Celiac disease is an autoimmune condition that causes a genetically pre-disposed person’s small intestine to become damaged when ingesting gluten (a form of protein found in wheat and related grains). The Celiac Disease Foundation estimates that  1 in 100 people worldwide have this condition and that it is likely undiagnosed in 2.5 million Americans. In this condition the gluten from wheat, rye or barley cause the body to have an immune response that attacks the villi, which are small, finger-like tissues in the small intestine that help us absorb nutrients from our foods.

Because this condition is hereditary, people with a “first-degree relation” (parent, child or sibling) diagnosed with celiac disease  have a 1 in 10 chance of having the disorder as well.

The symptoms of celiac disease can be varied, including gastrointestinal distress, fatigue, anemia and other nutritional deficiencies, or reproductive issues. Each person experiences unique symptoms and for various periods of time after eating gluten, making it easy for the disease to go undiagnosed.

Because it interferes with nutrient absorption, other complications can arise from long undiagnosed or uncontrolled celiac disease. These include but are not limited to: coronary artery disease, osteoporosis, slowed growth in children and additional autoimmune disorders.

A blood test can tell if you are likely to have celiac disease whereas an intestinal biopsy can diagnose for certain whether or not the condition exists.

The only treatment for this condition is to adhere to a strict gluten-free diet.

Gluten in contained in wheat and its cousins (durum, einkorn, emmer, spelt, kamut, farina, graham and semolina), rye, barley and triticale. Other grains like rice and oats have no naturally occurring gluten.

What about “Gluten Sensitivity”?

There is also a condition known as Non-Celiac Gluten Sensitivity. These patients may experience some of the same symptoms that celiac positive patients exhibit upon gluten ingestion but they test negative for the actual condition. Many of the symptoms mimic those of celiac disease but also may include abdominal pain, foggy headedness, headaches or numbness and tingling. At this point there is not much known on the causes or risks of this condition.

Like celiac disease, the way to address this is a strict gluten –free diet.

How does Chinese Medicine view celiac disease?

Chinese Medicinal disease processes are understood by deciphering what organ systems are not functioning fully, thus it is natural to diagnose celiac disease as some sort of Small Intestine disorder, and secondarily it does show us as what we could call a Small Intestine “heat” (maybe toxin) and “dampness”. The root cause is usually found to be a poorly functioning Spleen and Lung complex, both of which are involved in immune system function system, which in turn gives rise to a condition where certain elements of food (gluten) cause damage to the tissues of the body. A weak Spleen is unable to maintain these tissues and important parts of the digestive tract can be damaged or destroyed.

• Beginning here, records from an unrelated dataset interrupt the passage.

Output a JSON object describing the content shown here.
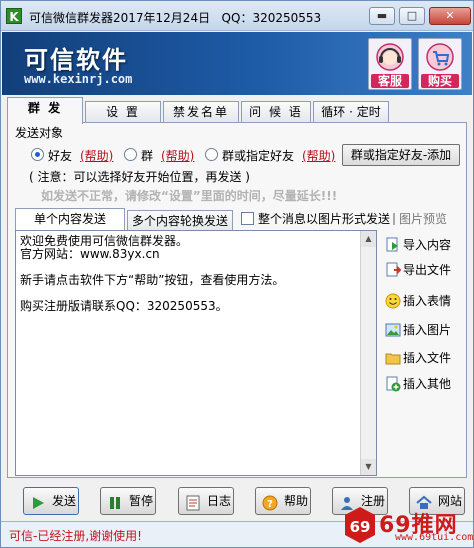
{
  "window": {
    "icon_letter": "K",
    "title": "可信微信群发器2017年12月24日",
    "qq": "QQ：320250553",
    "min_label": "▬",
    "max_label": "□",
    "close_label": "✕"
  },
  "banner": {
    "brand": "可信软件",
    "url": "www.kexinrj.com",
    "service_label": "客服",
    "buy_label": "购买"
  },
  "tabs": [
    {
      "label": "群 发",
      "active": true
    },
    {
      "label": "设 置",
      "active": false
    },
    {
      "label": "禁发名单",
      "active": false
    },
    {
      "label": "问 候 语",
      "active": false
    },
    {
      "label": "循环 · 定时",
      "active": false
    }
  ],
  "send_target": {
    "section_label": "发送对象",
    "options": [
      {
        "label": "好友",
        "help": "(帮助)",
        "selected": true
      },
      {
        "label": "群",
        "help": "(帮助)",
        "selected": false
      },
      {
        "label": "群或指定好友",
        "help": "(帮助)",
        "selected": false
      }
    ],
    "add_button": "群或指定好友-添加",
    "note": "( 注意：可以选择好友开始位置，再发送 )",
    "tip": "如发送不正常，请修改“设置”里面的时间，尽量延长!!!"
  },
  "content_tabs": [
    {
      "label": "单个内容发送",
      "active": true
    },
    {
      "label": "多个内容轮换发送",
      "active": false
    }
  ],
  "image_mode_checkbox": {
    "label": "整个消息以图片形式发送",
    "checked": false
  },
  "preview_label": "图片预览",
  "editor": {
    "text": "欢迎免费使用可信微信群发器。\n官方网站：www.83yx.cn\n\n新手请点击软件下方“帮助”按钮，查看使用方法。\n\n购买注册版请联系QQ：320250553。"
  },
  "side_buttons": [
    {
      "label": "导入内容",
      "icon": "import-icon"
    },
    {
      "label": "导出文件",
      "icon": "export-icon"
    },
    {
      "label": "插入表情",
      "icon": "smiley-icon"
    },
    {
      "label": "插入图片",
      "icon": "image-icon"
    },
    {
      "label": "插入文件",
      "icon": "folder-icon"
    },
    {
      "label": "插入其他",
      "icon": "plus-icon"
    }
  ],
  "bottom_buttons": [
    {
      "label": "发送",
      "icon": "play-icon"
    },
    {
      "label": "暂停",
      "icon": "pause-icon"
    },
    {
      "label": "日志",
      "icon": "log-icon"
    },
    {
      "label": "帮助",
      "icon": "help-icon"
    },
    {
      "label": "注册",
      "icon": "user-icon"
    },
    {
      "label": "网站",
      "icon": "home-icon"
    }
  ],
  "status": {
    "text": "可信-已经注册,谢谢使用!"
  },
  "watermark": {
    "big": "69推网",
    "small": "www.69tui.com"
  },
  "colors": {
    "banner": "#1e5ca8",
    "link": "#b5121b",
    "status": "#c4161c"
  }
}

So how does Chinese Medicine treat celiac disease and Non-Celiac Gluten Sensitivity?

Acupuncture treatments and herbal formulas will be created to treat these patients by doing the following:

First, the underlying cause of the weak and imbalanced immune system and digestive system (Lung and Spleen) is addressed.

Second, individual symptoms and Small Intestine damage are addressed to heal the digestive tract, aid in nutrient absorption and offer relief as the body heals.

A strict gluten-free diet may also be recommended. In the case of celiac patients, this is something that may have to be adhered to indefinitely. Non-celiac patients may become more gluten tolerant as the body’s function increases.

Navigating the world without gluten:

Fortunately, there are a lot of options for those who cannot eat gluten. It becomes necessary to read food labels, especially on processed foods. Here are some terms to look for on labels:

  1. “Naturally free of gluten” – foods in which there is no gluten in their standard form.
  2. “Prepared without external gluten contamination or produced without external gluten contamination”- foods which are processed, packaged or prepared without the use of gluten containing ingredients.
  3. “Produced in a gluten-free environment or on dedicated gluten-free equipment”– foods processed and produced in/on equipment and facilities where  gluten containing foods are not allowed in order to avoid incidental contamination.

There are apps and websites available that help gluten sensitive and celiac patients navigate eating out and purchasing safely produced and processed foods.